Council finds uses for school surplus


PROSPECT — The town will use $191,597 in surplus funds from the Region 16 school budget to purchase a number of items that would’ve otherwise been included in next fiscal year’s budget.

The Town Council last week approved transfers totaling $133,350, including $50,000 to purchase a full-size truck for the Public Works Department.

Last year, the town put $100,000 in a savings account to buy the truck in 2018. Mayor Robert Chatfield said he expects the truck to cost around $200,000, but won’t know the exact price until it is bid out.

The transfer will allow the town to pay for the truck outright, rather than through a lease-purchase agreement, saving the town money in interest.

The council also approved adding $20,000 to an account to pay for the next revaluation in a couple of years. The revaluation of taxable property, which the town must complete every five years, is expected to cost about $200,000.

The third transfer was $10,600 for a new 60-inch lawn mower. That transfer should cover the entire cost, Chatfield said.
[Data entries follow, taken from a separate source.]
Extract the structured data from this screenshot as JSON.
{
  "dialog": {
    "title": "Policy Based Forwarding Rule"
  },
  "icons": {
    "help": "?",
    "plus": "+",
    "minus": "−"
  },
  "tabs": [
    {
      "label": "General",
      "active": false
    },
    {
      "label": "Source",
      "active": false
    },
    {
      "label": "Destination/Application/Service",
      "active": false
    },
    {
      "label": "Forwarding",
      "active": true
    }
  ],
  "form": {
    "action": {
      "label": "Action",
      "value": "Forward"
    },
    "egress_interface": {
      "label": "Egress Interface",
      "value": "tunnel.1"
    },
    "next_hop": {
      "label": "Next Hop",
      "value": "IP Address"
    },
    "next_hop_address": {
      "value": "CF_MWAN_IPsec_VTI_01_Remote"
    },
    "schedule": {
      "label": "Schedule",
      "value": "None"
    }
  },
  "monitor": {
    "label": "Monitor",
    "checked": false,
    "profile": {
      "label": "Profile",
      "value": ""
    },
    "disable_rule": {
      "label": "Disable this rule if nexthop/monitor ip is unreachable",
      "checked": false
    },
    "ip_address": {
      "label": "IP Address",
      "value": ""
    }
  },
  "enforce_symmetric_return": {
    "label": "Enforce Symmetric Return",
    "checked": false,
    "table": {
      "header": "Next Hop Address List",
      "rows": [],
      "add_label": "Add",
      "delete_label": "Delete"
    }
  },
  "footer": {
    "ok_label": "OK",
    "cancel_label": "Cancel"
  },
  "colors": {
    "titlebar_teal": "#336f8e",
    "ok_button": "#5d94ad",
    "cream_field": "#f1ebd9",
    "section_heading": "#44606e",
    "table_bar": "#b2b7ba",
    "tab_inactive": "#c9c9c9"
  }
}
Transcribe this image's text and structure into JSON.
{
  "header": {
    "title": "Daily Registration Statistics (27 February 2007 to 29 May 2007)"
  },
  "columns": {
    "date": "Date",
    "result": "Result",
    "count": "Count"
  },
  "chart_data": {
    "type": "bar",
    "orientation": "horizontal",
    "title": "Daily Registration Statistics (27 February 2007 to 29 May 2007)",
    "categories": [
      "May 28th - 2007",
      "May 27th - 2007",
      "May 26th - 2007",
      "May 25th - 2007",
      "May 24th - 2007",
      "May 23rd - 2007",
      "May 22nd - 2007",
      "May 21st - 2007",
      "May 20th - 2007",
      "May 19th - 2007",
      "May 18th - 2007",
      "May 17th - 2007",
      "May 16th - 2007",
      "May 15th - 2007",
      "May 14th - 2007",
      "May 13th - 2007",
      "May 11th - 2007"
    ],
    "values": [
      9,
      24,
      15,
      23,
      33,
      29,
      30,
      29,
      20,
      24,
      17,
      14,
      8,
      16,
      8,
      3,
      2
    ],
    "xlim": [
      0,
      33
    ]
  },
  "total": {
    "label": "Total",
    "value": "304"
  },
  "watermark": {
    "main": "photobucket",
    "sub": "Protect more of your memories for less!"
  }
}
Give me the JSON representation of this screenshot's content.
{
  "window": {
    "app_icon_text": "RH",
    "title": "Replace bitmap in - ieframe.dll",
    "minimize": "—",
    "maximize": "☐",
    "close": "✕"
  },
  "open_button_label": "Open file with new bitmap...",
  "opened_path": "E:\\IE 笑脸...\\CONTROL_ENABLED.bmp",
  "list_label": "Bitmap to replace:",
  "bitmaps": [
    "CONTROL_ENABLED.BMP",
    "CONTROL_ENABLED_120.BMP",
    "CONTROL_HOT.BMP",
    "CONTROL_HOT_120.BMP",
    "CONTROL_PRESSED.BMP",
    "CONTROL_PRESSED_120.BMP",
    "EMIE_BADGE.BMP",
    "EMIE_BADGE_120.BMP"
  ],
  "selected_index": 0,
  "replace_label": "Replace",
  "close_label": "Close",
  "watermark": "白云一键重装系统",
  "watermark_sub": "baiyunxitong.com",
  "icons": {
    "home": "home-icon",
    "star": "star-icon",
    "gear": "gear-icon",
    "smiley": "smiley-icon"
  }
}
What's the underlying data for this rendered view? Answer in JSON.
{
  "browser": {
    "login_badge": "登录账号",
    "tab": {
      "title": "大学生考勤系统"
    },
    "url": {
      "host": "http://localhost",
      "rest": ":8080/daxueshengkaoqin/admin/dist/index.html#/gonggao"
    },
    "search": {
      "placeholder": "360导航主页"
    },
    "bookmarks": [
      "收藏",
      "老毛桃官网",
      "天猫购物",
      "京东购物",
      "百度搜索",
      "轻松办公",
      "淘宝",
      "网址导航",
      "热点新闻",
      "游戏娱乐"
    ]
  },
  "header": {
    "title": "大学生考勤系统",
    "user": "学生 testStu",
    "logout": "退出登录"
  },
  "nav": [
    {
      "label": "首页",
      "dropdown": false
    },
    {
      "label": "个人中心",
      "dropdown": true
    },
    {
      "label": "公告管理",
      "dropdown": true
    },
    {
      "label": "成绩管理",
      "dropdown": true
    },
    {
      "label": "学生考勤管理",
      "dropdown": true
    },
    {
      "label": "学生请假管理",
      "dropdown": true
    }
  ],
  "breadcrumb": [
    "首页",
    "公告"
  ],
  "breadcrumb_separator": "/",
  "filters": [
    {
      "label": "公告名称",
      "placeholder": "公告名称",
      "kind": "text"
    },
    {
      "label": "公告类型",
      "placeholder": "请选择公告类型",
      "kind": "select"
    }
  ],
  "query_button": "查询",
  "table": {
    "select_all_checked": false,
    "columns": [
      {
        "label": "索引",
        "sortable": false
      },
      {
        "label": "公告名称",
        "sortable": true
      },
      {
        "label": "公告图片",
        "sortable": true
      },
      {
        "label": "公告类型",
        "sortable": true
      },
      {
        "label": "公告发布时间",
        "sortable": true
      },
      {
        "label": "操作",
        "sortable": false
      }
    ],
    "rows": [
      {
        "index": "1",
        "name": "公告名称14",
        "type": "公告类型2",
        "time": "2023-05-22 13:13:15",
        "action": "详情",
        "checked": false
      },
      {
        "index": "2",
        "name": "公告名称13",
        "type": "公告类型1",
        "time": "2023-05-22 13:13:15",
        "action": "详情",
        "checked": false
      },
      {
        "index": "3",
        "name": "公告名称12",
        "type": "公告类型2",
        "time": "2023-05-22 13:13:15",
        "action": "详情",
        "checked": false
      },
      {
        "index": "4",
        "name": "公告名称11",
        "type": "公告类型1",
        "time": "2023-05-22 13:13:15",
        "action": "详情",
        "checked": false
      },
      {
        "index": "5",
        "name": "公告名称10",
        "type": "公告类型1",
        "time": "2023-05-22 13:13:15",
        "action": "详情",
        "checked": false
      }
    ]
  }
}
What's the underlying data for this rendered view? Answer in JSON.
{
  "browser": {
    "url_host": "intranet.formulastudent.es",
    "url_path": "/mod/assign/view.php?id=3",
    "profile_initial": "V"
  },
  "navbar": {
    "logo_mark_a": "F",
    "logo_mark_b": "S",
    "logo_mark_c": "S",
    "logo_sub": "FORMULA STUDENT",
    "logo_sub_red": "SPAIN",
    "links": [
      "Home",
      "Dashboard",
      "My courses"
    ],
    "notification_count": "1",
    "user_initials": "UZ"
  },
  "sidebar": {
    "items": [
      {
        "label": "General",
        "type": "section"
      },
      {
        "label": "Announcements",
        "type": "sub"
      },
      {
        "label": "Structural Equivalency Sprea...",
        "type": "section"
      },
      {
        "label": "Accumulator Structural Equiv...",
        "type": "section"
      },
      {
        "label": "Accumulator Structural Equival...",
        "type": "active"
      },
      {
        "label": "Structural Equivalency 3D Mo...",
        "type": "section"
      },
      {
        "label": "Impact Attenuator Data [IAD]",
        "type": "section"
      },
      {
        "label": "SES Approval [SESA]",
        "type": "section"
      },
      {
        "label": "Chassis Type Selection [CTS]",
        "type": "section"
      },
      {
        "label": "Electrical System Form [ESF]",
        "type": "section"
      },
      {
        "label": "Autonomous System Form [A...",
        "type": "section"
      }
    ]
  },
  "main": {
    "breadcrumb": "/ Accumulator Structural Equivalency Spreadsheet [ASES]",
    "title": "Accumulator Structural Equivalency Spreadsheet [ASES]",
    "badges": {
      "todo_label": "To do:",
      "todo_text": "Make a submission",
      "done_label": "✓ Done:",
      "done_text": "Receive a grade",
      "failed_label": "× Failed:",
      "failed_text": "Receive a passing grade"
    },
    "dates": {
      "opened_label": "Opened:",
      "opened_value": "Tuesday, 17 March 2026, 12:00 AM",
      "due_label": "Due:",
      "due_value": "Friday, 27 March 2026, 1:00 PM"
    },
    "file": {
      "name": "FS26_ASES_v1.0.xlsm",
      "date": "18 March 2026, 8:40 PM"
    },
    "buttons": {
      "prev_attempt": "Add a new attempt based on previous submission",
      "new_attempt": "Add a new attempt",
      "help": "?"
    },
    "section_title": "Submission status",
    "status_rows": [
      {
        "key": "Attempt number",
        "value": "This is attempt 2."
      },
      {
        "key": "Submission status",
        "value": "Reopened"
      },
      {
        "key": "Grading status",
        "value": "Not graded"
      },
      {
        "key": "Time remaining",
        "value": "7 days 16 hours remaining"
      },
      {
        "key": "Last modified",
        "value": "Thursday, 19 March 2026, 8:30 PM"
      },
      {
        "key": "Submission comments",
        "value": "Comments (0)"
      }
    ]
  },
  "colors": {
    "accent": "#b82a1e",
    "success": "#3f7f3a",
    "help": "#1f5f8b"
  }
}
The mower will be used on irrigated fields which need to be mown twice a week.

Another $14,500 will go toward purchasing a new 1,000 gallon gas tank for the fire department. The town garage and police station each have their own fuel tanks already.

“We are just preparing ourselves for when the big one comes, so that our emergency services are going to be fully-sustainable on their own,” Chatfield said.

He said the town can go through 1,000 to 1,500 gallons of gas in a weekend for a storm with a foot of snowfall. He said the town has never run out of fuel in the past.

“We don’t want to get caught short,” he said.

Council member Carla Perugini-Erickson opposed the fuel tank transfer, saying the town’s money could be better spent elsewhere.

After debating whether the expense should be bid out, the council approved $12,000 for a new server for the tax collector and assessor’s office.

Tax Collector Diane Lauber said she didn’t want to go out to bid because she is comfortable with the current IT contractor, Mark Wither of Lightning PC, who has serviced the department for about 15 years and knows the town’s needs and software.

The council agreed to bid out the roughly $7,500 in hardware costs and use Lauber to install the new network.

“I would feel better if this were done properly,” Council member Patricia Geary said.

Several council members vowed to revisit the bidding process for Wither’s contracted services during budget discussions. IT services have never gone out to bid, Chatfield said.

“We want the same person doing the work and don’t want to change every month,” he said.

Perugini-Erickson said the failure to bid those services makes other businesses in town feel bad.

“It appears that we’re not giving them a fair shot,” she said.

The last transfers were $20,000 for legal fees, which have already been spent on union negotiations and land use, $1,250 for payment in lieu of benefits, and $5,000 for storm water inspections.